[[ Data under study open ]]

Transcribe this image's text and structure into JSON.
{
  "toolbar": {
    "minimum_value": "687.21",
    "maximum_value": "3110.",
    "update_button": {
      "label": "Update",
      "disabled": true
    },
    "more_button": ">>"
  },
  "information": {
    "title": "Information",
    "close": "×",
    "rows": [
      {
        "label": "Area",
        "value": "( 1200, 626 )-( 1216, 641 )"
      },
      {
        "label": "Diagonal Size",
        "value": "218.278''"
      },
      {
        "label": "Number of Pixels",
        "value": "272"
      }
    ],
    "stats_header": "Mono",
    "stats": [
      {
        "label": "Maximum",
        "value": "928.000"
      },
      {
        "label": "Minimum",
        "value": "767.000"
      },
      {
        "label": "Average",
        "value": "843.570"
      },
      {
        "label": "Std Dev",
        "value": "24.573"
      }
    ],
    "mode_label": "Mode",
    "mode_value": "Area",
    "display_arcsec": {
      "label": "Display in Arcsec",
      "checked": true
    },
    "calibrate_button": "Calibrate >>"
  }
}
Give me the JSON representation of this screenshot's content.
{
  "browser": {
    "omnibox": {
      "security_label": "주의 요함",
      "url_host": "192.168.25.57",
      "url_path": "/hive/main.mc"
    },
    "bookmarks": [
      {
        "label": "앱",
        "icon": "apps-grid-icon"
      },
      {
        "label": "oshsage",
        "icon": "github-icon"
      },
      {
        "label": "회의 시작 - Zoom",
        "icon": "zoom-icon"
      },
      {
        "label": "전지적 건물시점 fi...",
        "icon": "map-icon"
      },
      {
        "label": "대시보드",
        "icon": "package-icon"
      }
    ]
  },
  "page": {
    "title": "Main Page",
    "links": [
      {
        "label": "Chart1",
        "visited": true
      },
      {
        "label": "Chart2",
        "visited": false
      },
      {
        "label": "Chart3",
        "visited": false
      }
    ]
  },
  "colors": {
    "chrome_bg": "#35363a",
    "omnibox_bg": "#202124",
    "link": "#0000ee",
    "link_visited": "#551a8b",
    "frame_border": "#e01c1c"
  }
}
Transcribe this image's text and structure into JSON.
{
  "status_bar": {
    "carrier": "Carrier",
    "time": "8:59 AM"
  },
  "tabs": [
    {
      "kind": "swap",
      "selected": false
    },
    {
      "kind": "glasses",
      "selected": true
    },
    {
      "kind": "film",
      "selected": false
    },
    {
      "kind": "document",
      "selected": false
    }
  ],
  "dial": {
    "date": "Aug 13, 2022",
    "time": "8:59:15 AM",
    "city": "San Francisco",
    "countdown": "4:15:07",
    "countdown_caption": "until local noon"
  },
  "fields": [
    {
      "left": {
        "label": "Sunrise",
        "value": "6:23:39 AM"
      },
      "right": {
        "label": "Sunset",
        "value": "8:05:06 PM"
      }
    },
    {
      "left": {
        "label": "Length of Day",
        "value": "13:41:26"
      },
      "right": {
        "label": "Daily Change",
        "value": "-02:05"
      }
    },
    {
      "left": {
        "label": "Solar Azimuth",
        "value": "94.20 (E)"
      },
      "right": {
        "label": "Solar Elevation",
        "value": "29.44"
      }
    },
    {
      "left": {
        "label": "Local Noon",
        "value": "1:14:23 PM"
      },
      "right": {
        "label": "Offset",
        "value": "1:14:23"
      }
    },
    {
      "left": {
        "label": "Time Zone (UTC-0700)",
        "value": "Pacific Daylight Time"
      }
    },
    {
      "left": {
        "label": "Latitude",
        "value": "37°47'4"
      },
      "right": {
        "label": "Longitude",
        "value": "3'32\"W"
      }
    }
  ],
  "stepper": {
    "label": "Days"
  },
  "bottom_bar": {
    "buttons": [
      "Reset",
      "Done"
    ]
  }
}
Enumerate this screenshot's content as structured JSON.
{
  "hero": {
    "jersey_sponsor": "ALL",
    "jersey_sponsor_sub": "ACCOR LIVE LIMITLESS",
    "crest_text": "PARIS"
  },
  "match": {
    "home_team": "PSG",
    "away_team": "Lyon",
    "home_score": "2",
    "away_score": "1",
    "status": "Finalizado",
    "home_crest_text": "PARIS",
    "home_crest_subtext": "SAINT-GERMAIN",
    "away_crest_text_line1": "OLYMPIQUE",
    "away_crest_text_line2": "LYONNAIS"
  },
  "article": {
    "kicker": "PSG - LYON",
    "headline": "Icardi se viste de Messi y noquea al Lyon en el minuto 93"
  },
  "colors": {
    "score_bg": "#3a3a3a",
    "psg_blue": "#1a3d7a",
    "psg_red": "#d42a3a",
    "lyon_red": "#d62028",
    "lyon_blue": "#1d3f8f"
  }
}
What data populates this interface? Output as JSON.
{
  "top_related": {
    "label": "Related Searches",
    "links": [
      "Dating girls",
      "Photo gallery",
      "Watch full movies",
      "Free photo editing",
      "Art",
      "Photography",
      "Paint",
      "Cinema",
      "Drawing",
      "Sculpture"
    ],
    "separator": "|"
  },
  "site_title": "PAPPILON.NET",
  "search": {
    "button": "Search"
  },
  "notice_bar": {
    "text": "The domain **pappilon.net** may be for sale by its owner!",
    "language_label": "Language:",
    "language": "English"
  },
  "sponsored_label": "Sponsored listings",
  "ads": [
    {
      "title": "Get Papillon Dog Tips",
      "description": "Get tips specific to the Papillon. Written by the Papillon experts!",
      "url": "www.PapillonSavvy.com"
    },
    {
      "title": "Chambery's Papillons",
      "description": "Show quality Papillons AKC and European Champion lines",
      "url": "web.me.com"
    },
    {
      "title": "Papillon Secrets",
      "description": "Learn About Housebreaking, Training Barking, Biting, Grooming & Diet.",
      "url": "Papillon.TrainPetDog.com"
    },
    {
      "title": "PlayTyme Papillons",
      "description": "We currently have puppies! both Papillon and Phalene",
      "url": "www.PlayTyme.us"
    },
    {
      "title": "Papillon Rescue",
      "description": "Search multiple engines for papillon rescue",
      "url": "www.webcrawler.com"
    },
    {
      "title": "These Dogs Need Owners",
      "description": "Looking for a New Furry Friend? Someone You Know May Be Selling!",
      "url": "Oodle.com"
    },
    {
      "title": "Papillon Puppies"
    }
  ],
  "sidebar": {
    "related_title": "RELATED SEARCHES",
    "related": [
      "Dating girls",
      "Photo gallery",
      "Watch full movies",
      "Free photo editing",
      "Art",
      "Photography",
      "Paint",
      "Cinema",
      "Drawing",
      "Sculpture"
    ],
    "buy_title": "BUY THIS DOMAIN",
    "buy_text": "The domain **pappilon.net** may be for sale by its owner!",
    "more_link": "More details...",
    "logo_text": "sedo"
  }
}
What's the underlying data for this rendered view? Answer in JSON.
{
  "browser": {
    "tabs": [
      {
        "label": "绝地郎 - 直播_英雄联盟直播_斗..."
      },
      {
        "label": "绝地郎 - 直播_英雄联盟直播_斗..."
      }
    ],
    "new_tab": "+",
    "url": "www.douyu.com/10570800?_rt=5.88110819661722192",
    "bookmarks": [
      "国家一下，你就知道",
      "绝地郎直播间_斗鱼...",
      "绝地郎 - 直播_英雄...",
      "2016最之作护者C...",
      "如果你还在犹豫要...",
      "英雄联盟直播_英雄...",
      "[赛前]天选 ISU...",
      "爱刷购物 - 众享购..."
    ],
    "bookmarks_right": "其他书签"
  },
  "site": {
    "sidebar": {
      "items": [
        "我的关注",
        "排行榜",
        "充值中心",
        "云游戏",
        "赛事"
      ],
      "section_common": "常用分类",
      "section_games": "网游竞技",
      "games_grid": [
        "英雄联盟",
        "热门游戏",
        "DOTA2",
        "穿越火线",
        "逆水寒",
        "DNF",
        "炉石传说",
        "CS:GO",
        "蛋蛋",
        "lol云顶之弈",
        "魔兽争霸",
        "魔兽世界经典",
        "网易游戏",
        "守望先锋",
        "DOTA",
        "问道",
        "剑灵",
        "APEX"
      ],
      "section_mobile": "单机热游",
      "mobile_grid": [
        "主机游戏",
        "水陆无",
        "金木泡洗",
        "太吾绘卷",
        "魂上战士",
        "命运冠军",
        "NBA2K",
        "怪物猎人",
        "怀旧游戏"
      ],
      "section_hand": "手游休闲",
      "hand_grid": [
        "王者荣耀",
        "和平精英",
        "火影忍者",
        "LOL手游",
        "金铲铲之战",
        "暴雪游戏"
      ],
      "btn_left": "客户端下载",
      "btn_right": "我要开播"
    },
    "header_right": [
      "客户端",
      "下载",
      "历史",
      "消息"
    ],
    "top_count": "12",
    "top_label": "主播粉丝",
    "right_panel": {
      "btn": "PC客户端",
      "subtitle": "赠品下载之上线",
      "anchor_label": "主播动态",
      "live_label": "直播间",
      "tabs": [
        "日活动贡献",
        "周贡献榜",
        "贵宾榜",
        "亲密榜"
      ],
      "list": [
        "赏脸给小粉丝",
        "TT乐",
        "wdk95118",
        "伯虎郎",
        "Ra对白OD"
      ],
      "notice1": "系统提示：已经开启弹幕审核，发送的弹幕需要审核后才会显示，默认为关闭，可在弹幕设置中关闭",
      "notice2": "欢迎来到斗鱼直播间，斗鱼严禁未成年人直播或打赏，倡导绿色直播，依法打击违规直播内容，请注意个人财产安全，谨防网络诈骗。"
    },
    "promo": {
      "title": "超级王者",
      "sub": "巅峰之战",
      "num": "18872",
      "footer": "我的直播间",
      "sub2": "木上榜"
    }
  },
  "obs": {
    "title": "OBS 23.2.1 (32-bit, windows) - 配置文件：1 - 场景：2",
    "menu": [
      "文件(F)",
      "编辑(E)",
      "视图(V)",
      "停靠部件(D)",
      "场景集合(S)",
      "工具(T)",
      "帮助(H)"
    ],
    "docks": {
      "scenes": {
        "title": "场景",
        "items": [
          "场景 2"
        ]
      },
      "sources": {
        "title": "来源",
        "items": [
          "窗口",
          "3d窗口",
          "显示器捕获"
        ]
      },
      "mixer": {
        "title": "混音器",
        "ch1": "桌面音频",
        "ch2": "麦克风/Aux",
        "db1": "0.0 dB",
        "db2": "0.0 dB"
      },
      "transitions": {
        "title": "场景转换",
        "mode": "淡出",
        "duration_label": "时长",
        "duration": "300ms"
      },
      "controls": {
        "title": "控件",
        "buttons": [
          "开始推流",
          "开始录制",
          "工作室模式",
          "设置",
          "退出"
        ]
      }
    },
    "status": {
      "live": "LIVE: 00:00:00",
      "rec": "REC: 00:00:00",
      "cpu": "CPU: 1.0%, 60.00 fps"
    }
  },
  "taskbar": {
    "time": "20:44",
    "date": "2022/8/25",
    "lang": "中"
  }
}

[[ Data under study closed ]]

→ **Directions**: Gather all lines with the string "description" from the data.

→ **Result for this task**:
      "description": "Get tips specific to the Papillon. Written by the Papillon experts!",
      "description": "Show quality Papillons AKC and European Champion lines",
      "description": "Learn About Housebreaking, Training Barking, Biting, Grooming & Diet.",
      "description": "We currently have puppies! both Papillon and Phalene",
      "description": "Search multiple engines for papillon rescue",
      "description": "Looking for a New Furry Friend? Someone You Know May Be Selling!",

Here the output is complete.